**PROBLEM DETAILS**
Search the listing below for the word "Commands" and copy each line that holds it.

**SOURCE INFORMATION**
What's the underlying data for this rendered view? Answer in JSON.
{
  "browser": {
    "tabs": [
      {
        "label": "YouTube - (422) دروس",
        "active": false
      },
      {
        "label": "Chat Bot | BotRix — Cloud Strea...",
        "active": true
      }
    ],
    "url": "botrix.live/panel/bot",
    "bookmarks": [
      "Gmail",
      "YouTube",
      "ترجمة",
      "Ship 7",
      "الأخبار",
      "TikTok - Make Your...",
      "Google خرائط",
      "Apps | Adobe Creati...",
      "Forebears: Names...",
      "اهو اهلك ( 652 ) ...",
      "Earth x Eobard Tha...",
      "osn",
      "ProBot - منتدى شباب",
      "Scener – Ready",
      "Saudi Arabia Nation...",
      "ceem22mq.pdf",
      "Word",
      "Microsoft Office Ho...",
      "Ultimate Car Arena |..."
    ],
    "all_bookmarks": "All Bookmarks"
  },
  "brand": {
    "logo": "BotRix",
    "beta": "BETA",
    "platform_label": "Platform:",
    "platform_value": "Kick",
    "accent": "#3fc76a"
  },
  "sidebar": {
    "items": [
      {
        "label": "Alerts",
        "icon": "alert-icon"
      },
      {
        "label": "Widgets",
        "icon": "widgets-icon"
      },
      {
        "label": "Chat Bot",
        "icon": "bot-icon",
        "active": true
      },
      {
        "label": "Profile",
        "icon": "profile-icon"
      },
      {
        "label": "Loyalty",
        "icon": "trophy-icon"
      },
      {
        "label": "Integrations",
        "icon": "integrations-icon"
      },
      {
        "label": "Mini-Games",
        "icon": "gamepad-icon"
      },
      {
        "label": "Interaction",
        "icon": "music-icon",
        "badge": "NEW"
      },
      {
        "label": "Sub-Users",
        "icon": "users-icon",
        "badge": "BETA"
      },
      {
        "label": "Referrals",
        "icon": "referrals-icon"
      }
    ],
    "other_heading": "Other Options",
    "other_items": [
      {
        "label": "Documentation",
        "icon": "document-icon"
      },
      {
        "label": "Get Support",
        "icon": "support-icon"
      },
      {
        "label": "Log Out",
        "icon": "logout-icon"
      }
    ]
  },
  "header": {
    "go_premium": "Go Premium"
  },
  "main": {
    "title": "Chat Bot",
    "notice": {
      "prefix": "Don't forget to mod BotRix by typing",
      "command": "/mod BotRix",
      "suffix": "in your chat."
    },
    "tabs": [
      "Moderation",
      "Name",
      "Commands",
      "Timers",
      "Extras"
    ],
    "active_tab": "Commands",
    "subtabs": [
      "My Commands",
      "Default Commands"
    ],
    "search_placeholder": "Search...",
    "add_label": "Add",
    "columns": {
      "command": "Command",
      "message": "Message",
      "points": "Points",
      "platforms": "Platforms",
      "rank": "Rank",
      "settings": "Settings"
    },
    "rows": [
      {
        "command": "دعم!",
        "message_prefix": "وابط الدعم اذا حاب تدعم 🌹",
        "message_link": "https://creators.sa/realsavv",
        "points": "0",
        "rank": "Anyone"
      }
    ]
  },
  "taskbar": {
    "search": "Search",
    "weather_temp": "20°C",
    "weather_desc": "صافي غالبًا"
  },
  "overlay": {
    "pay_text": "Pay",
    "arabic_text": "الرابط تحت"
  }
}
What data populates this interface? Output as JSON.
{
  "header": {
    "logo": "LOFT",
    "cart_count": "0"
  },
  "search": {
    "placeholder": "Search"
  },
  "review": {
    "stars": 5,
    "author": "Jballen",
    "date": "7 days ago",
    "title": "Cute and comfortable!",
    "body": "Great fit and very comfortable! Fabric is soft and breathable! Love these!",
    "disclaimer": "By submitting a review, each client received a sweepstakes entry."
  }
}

**EXERCISE SOLUTION**
      "Commands",
    "active_tab": "Commands",
      "My Commands",
      "Default Commands"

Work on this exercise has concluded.